> [WHAT THIS TASK INVOLVES] Here are some records. Print all of them exactly.

> [MATERIAL FOR THIS EXERCISE]
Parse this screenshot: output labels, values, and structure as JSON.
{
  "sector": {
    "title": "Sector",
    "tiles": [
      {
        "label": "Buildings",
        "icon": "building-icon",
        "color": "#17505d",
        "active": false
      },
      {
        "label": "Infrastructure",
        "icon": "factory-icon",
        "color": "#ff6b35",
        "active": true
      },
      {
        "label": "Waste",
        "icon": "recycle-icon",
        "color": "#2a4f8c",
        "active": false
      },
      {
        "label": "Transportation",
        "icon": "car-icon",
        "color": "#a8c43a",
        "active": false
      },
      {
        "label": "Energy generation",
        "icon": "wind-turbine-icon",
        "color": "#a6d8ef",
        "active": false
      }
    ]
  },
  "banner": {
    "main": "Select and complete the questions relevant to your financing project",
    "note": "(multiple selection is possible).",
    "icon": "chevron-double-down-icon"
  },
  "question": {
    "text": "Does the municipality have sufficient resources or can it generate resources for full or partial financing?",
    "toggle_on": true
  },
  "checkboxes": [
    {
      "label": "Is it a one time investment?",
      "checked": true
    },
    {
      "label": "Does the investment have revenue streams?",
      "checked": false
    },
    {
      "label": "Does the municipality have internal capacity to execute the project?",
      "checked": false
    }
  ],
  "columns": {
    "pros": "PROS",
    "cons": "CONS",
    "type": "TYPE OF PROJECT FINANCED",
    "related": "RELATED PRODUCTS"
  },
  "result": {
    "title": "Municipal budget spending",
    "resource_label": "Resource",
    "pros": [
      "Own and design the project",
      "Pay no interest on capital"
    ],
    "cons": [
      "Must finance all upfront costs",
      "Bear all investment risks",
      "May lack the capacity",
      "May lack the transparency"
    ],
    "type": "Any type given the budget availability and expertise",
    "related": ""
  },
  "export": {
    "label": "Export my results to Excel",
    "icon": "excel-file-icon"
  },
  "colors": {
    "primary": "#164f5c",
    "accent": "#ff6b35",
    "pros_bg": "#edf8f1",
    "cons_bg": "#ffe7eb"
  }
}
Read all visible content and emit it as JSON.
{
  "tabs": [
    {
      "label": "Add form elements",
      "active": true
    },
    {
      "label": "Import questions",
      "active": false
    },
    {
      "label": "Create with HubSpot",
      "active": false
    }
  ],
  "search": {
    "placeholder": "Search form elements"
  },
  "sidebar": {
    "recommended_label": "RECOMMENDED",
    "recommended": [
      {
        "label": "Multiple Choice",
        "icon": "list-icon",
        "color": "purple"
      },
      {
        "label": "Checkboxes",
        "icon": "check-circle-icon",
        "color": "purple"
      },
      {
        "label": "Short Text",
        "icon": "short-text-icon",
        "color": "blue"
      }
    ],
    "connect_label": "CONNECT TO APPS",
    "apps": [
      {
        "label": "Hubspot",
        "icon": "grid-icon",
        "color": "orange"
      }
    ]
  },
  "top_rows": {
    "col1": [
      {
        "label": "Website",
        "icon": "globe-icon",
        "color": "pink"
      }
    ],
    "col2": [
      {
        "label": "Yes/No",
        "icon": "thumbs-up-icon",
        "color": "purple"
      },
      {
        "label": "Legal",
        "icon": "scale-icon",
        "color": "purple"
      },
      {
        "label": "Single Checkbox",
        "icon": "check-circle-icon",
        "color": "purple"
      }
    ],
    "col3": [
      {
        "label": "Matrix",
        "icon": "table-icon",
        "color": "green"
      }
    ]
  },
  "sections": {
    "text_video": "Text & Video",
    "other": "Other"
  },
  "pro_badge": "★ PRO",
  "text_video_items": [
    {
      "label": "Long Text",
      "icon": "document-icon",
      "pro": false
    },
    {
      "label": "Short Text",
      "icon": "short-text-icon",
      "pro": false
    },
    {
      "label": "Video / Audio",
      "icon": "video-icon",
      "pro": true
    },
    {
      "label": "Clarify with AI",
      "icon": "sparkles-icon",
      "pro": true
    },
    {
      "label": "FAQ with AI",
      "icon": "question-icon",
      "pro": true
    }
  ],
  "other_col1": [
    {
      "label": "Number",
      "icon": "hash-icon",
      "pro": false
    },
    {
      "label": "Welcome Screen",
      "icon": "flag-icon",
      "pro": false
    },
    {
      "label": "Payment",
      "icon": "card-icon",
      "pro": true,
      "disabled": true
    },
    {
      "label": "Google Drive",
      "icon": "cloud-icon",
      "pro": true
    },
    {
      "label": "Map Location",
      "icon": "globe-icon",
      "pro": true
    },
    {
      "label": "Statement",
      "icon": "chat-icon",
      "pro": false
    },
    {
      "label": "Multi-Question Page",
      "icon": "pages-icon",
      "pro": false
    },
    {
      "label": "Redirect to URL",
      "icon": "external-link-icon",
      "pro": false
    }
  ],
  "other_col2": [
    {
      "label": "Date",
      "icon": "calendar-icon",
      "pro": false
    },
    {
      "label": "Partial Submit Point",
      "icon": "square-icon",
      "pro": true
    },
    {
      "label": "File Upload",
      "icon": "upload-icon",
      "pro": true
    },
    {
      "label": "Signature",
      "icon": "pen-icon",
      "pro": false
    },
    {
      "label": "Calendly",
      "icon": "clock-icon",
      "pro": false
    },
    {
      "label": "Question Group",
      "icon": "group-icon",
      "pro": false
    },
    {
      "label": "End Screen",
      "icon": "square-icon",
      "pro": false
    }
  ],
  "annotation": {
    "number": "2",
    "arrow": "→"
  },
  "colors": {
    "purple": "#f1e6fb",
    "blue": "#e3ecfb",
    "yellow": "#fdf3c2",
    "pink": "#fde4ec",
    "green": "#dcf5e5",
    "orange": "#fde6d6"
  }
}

> [FINISHED TASK]
Parse this screenshot: output labels, values, and structure as JSON.
{
  "sector": {
    "title": "Sector",
    "tiles": [
      {
        "label": "Buildings",
        "icon": "building-icon",
        "color": "#17505d",
        "active": false
      },
      {
        "label": "Infrastructure",
        "icon": "factory-icon",
        "color": "#ff6b35",
        "active": true
      },
      {
        "label": "Waste",
        "icon": "recycle-icon",
        "color": "#2a4f8c",
        "active": false
      },
      {
        "label": "Transportation",
        "icon": "car-icon",
        "color": "#a8c43a",
        "active": false
      },
      {
        "label": "Energy generation",
        "icon": "wind-turbine-icon",
        "color": "#a6d8ef",
        "active": false
      }
    ]
  },
  "banner": {
    "main": "Select and complete the questions relevant to your financing project",
    "note": "(multiple selection is possible).",
    "icon": "chevron-double-down-icon"
  },
  "question": {
    "text": "Does the municipality have sufficient resources or can it generate resources for full or partial financing?",
    "toggle_on": true
  },
  "checkboxes": [
    {
      "label": "Is it a one time investment?",
      "checked": true
    },
    {
      "label": "Does the investment have revenue streams?",
      "checked": false
    },
    {
      "label": "Does the municipality have internal capacity to execute the project?",
      "checked": false
    }
  ],
  "columns": {
    "pros": "PROS",
    "cons": "CONS",
    "type": "TYPE OF PROJECT FINANCED",
    "related": "RELATED PRODUCTS"
  },
  "result": {
    "title": "Municipal budget spending",
    "resource_label": "Resource",
    "pros": [
      "Own and design the project",
      "Pay no interest on capital"
    ],
    "cons": [
      "Must finance all upfront costs",
      "Bear all investment risks",
      "May lack the capacity",
      "May lack the transparency"
    ],
    "type": "Any type given the budget availability and expertise",
    "related": ""
  },
  "export": {
    "label": "Export my results to Excel",
    "icon": "excel-file-icon"
  },
  "colors": {
    "primary": "#164f5c",
    "accent": "#ff6b35",
    "pros_bg": "#edf8f1",
    "cons_bg": "#ffe7eb"
  }
}
Read all visible content and emit it as JSON.
{
  "tabs": [
    {
      "label": "Add form elements",
      "active": true
    },
    {
      "label": "Import questions",
      "active": false
    },
    {
      "label": "Create with HubSpot",
      "active": false
    }
  ],
  "search": {
    "placeholder": "Search form elements"
  },
  "sidebar": {
    "recommended_label": "RECOMMENDED",
    "recommended": [
      {
        "label": "Multiple Choice",
        "icon": "list-icon",
        "color": "purple"
      },
      {
        "label": "Checkboxes",
        "icon": "check-circle-icon",
        "color": "purple"
      },
      {
        "label": "Short Text",
        "icon": "short-text-icon",
        "color": "blue"
      }
    ],
    "connect_label": "CONNECT TO APPS",
    "apps": [
      {
        "label": "Hubspot",
        "icon": "grid-icon",
        "color": "orange"
      }
    ]
  },
  "top_rows": {
    "col1": [
      {
        "label": "Website",
        "icon": "globe-icon",
        "color": "pink"
      }
    ],
    "col2": [
      {
        "label": "Yes/No",
        "icon": "thumbs-up-icon",
        "color": "purple"
      },
      {
        "label": "Legal",
        "icon": "scale-icon",
        "color": "purple"
      },
      {
        "label": "Single Checkbox",
        "icon": "check-circle-icon",
        "color": "purple"
      }
    ],
    "col3": [
      {
        "label": "Matrix",
        "icon": "table-icon",
        "color": "green"
      }
    ]
  },
  "sections": {
    "text_video": "Text & Video",
    "other": "Other"
  },
  "pro_badge": "★ PRO",
  "text_video_items": [
    {
      "label": "Long Text",
      "icon": "document-icon",
      "pro": false
    },
    {
      "label": "Short Text",
      "icon": "short-text-icon",
      "pro": false
    },
    {
      "label": "Video / Audio",
      "icon": "video-icon",
      "pro": true
    },
    {
      "label": "Clarify with AI",
      "icon": "sparkles-icon",
      "pro": true
    },
    {
      "label": "FAQ with AI",
      "icon": "question-icon",
      "pro": true
    }
  ],
  "other_col1": [
    {
      "label": "Number",
      "icon": "hash-icon",
      "pro": false
    },
    {
      "label": "Welcome Screen",
      "icon": "flag-icon",
      "pro": false
    },
    {
      "label": "Payment",
      "icon": "card-icon",
      "pro": true,
      "disabled": true
    },
    {
      "label": "Google Drive",
      "icon": "cloud-icon",
      "pro": true
    },
    {
      "label": "Map Location",
      "icon": "globe-icon",
      "pro": true
    },
    {
      "label": "Statement",
      "icon": "chat-icon",
      "pro": false
    },
    {
      "label": "Multi-Question Page",
      "icon": "pages-icon",
      "pro": false
    },
    {
      "label": "Redirect to URL",
      "icon": "external-link-icon",
      "pro": false
    }
  ],
  "other_col2": [
    {
      "label": "Date",
      "icon": "calendar-icon",
      "pro": false
    },
    {
      "label": "Partial Submit Point",
      "icon": "square-icon",
      "pro": true
    },
    {
      "label": "File Upload",
      "icon": "upload-icon",
      "pro": true
    },
    {
      "label": "Signature",
      "icon": "pen-icon",
      "pro": false
    },
    {
      "label": "Calendly",
      "icon": "clock-icon",
      "pro": false
    },
    {
      "label": "Question Group",
      "icon": "group-icon",
      "pro": false
    },
    {
      "label": "End Screen",
      "icon": "square-icon",
      "pro": false
    }
  ],
  "annotation": {
    "number": "2",
    "arrow": "→"
  },
  "colors": {
    "purple": "#f1e6fb",
    "blue": "#e3ecfb",
    "yellow": "#fdf3c2",
    "pink": "#fde4ec",
    "green": "#dcf5e5",
    "orange": "#fde6d6"
  }
}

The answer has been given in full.